Data records START

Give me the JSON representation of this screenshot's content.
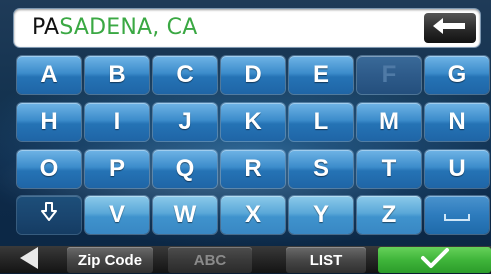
{
  "search": {
    "typed_text": "PA",
    "suggestion_text": "SADENA, CA"
  },
  "keyboard": {
    "rows": [
      [
        "A",
        "B",
        "C",
        "D",
        "E",
        "F",
        "G"
      ],
      [
        "H",
        "I",
        "J",
        "K",
        "L",
        "M",
        "N"
      ],
      [
        "O",
        "P",
        "Q",
        "R",
        "S",
        "T",
        "U"
      ],
      [
        "V",
        "W",
        "X",
        "Y",
        "Z"
      ]
    ],
    "disabled_keys": [
      "F"
    ],
    "shift_icon": "shift-down-arrow-icon",
    "space_icon": "space-bar-icon",
    "backspace_icon": "backspace-arrow-icon"
  },
  "bottom_bar": {
    "back_icon": "back-arrow-icon",
    "zip_code_label": "Zip Code",
    "abc_label": "ABC",
    "list_label": "LIST",
    "confirm_icon": "checkmark-icon"
  },
  "colors": {
    "suggestion_text": "#3aa843",
    "key_blue": "#3c8ccb",
    "confirm_green": "#3fb53a"
  }
}
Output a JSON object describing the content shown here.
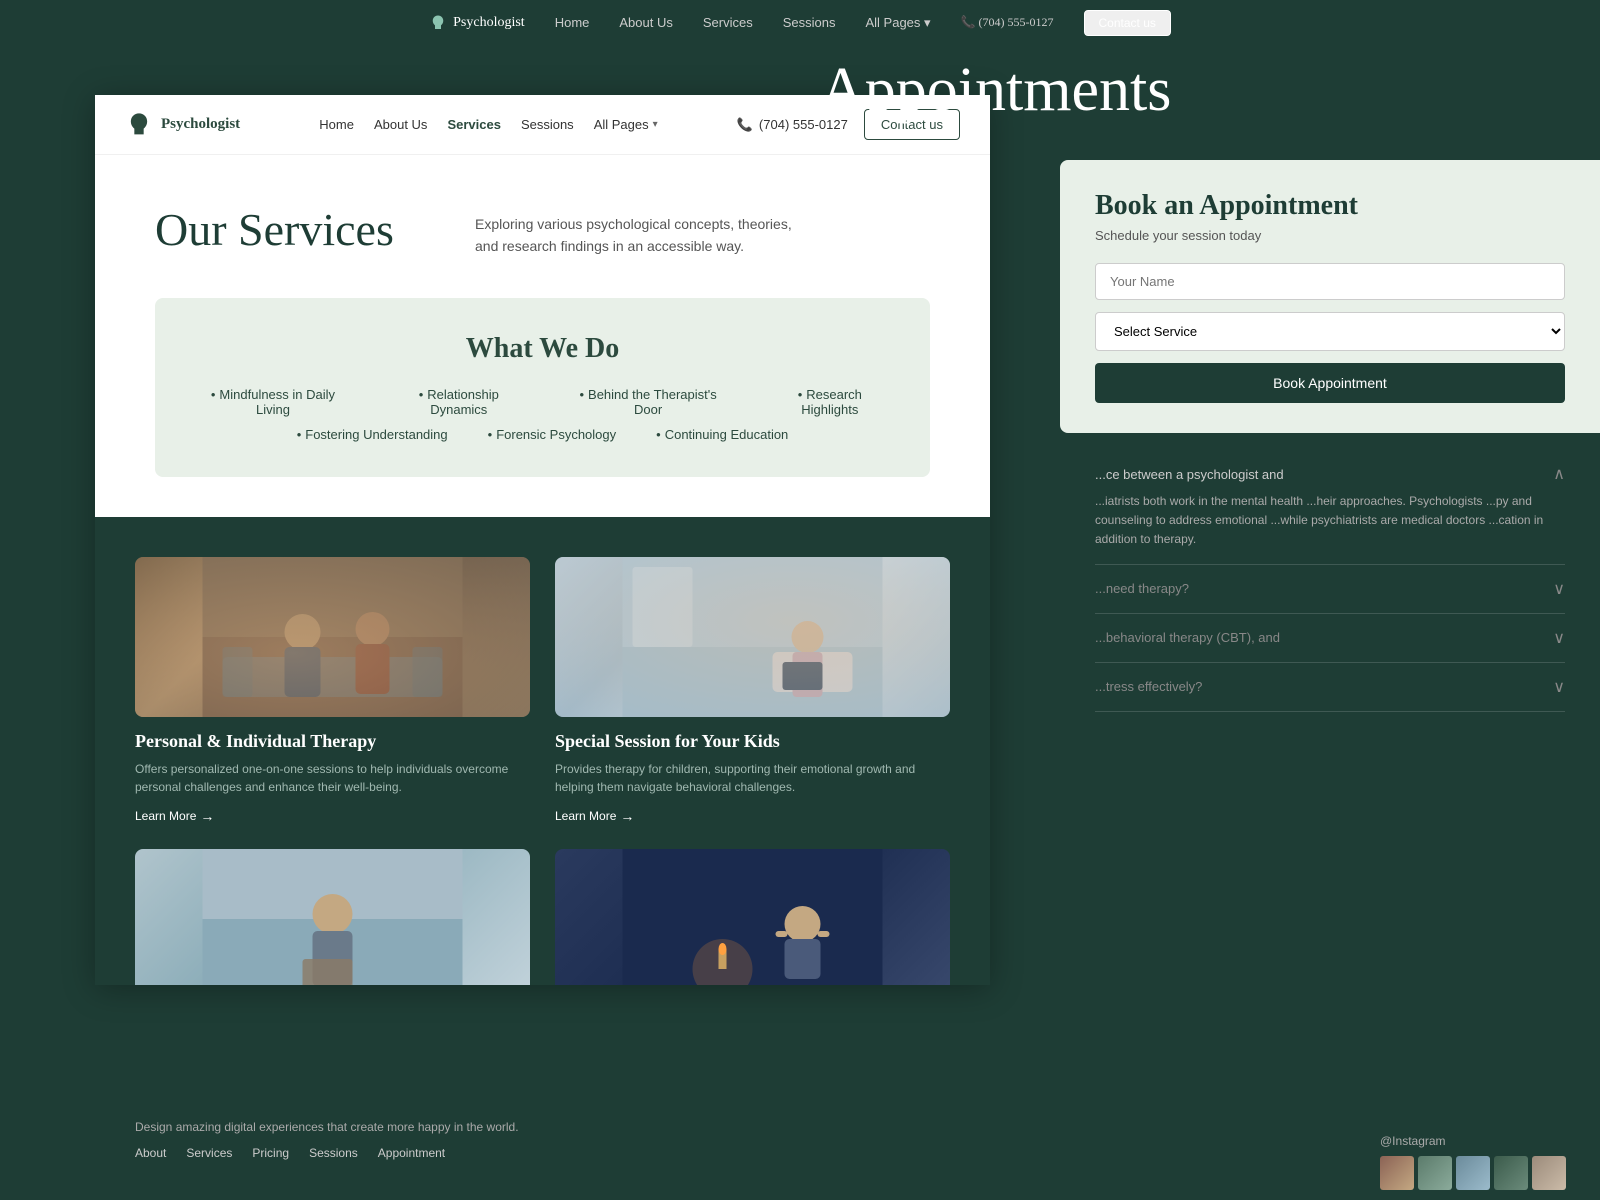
{
  "bg": {
    "color": "#1e3d35"
  },
  "top_navbar": {
    "logo": "Psychologist",
    "links": [
      "Home",
      "About Us",
      "Services",
      "Sessions",
      "All Pages"
    ],
    "phone": "(704) 555-0127",
    "contact_btn": "Contact us"
  },
  "main_navbar": {
    "logo": "Psychologist",
    "links": [
      "Home",
      "About Us",
      "Services",
      "Sessions",
      "All Pages"
    ],
    "phone": "(704) 555-0127",
    "contact_btn": "Contact us"
  },
  "services_section": {
    "title": "Our Services",
    "description": "Exploring various psychological concepts, theories, and research findings in an accessible way."
  },
  "what_we_do": {
    "title": "What We Do",
    "row1": [
      "Mindfulness in Daily Living",
      "Relationship Dynamics",
      "Behind the Therapist's Door",
      "Research Highlights"
    ],
    "row2": [
      "Fostering Understanding",
      "Forensic Psychology",
      "Continuing Education"
    ]
  },
  "service_cards": [
    {
      "title": "Personal & Individual Therapy",
      "description": "Offers personalized one-on-one sessions to help individuals overcome personal challenges and enhance their well-being.",
      "learn_more": "Learn More"
    },
    {
      "title": "Special Session for Your Kids",
      "description": "Provides therapy for children, supporting their emotional growth and helping them navigate behavioral challenges.",
      "learn_more": "Learn More"
    },
    {
      "title": "",
      "description": "",
      "learn_more": ""
    },
    {
      "title": "",
      "description": "",
      "learn_more": ""
    }
  ],
  "appointments": {
    "title": "Appointments",
    "card_title": "Book an Appointment",
    "card_subtitle": "Schedule your session today",
    "form": {
      "name_placeholder": "Your Name",
      "select_placeholder": "Select Service",
      "submit_label": "Book Appointment"
    }
  },
  "faq": {
    "items": [
      {
        "question": "...ce between a psychologist and",
        "answer": "...iatrists both work in the mental health ...heir approaches. Psychologists ...py and counseling to address emotional ...while psychiatrists are medical doctors ...cation in addition to therapy.",
        "open": true
      },
      {
        "question": "...need therapy?",
        "answer": "",
        "open": false
      },
      {
        "question": "...behavioral therapy (CBT), and",
        "answer": "",
        "open": false
      },
      {
        "question": "...tress effectively?",
        "answer": "",
        "open": false
      }
    ]
  },
  "footer": {
    "description": "Design amazing digital experiences that create more happy in the world.",
    "links": [
      "About",
      "Services",
      "Pricing",
      "Sessions",
      "Appointment"
    ],
    "instagram_label": "@Instagram"
  }
}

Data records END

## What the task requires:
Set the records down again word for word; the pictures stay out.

## Answer box:
Give me the JSON representation of this screenshot's content.
{
  "search": {
    "typed_text": "PA",
    "suggestion_text": "SADENA, CA"
  },
  "keyboard": {
    "rows": [
      [
        "A",
        "B",
        "C",
        "D",
        "E",
        "F",
        "G"
      ],
      [
        "H",
        "I",
        "J",
        "K",
        "L",
        "M",
        "N"
      ],
      [
        "O",
        "P",
        "Q",
        "R",
        "S",
        "T",
        "U"
      ],
      [
        "V",
        "W",
        "X",
        "Y",
        "Z"
      ]
    ],
    "disabled_keys": [
      "F"
    ],
    "shift_icon": "shift-down-arrow-icon",
    "space_icon": "space-bar-icon",
    "backspace_icon": "backspace-arrow-icon"
  },
  "bottom_bar": {
    "back_icon": "back-arrow-icon",
    "zip_code_label": "Zip Code",
    "abc_label": "ABC",
    "list_label": "LIST",
    "confirm_icon": "checkmark-icon"
  },
  "colors": {
    "suggestion_text": "#3aa843",
    "key_blue": "#3c8ccb",
    "confirm_green": "#3fb53a"
  }
}
Output a JSON object describing the content shown here.
{
  "bg": {
    "color": "#1e3d35"
  },
  "top_navbar": {
    "logo": "Psychologist",
    "links": [
      "Home",
      "About Us",
      "Services",
      "Sessions",
      "All Pages"
    ],
    "phone": "(704) 555-0127",
    "contact_btn": "Contact us"
  },
  "main_navbar": {
    "logo": "Psychologist",
    "links": [
      "Home",
      "About Us",
      "Services",
      "Sessions",
      "All Pages"
    ],
    "phone": "(704) 555-0127",
    "contact_btn": "Contact us"
  },
  "services_section": {
    "title": "Our Services",
    "description": "Exploring various psychological concepts, theories, and research findings in an accessible way."
  },
  "what_we_do": {
    "title": "What We Do",
    "row1": [
      "Mindfulness in Daily Living",
      "Relationship Dynamics",
      "Behind the Therapist's Door",
      "Research Highlights"
    ],
    "row2": [
      "Fostering Understanding",
      "Forensic Psychology",
      "Continuing Education"
    ]
  },
  "service_cards": [
    {
      "title": "Personal & Individual Therapy",
      "description": "Offers personalized one-on-one sessions to help individuals overcome personal challenges and enhance their well-being.",
      "learn_more": "Learn More"
    },
    {
      "title": "Special Session for Your Kids",
      "description": "Provides therapy for children, supporting their emotional growth and helping them navigate behavioral challenges.",
      "learn_more": "Learn More"
    },
    {
      "title": "",
      "description": "",
      "learn_more": ""
    },
    {
      "title": "",
      "description": "",
      "learn_more": ""
    }
  ],
  "appointments": {
    "title": "Appointments",
    "card_title": "Book an Appointment",
    "card_subtitle": "Schedule your session today",
    "form": {
      "name_placeholder": "Your Name",
      "select_placeholder": "Select Service",
      "submit_label": "Book Appointment"
    }
  },
  "faq": {
    "items": [
      {
        "question": "...ce between a psychologist and",
        "answer": "...iatrists both work in the mental health ...heir approaches. Psychologists ...py and counseling to address emotional ...while psychiatrists are medical doctors ...cation in addition to therapy.",
        "open": true
      },
      {
        "question": "...need therapy?",
        "answer": "",
        "open": false
      },
      {
        "question": "...behavioral therapy (CBT), and",
        "answer": "",
        "open": false
      },
      {
        "question": "...tress effectively?",
        "answer": "",
        "open": false
      }
    ]
  },
  "footer": {
    "description": "Design amazing digital experiences that create more happy in the world.",
    "links": [
      "About",
      "Services",
      "Pricing",
      "Sessions",
      "Appointment"
    ],
    "instagram_label": "@Instagram"
  }
}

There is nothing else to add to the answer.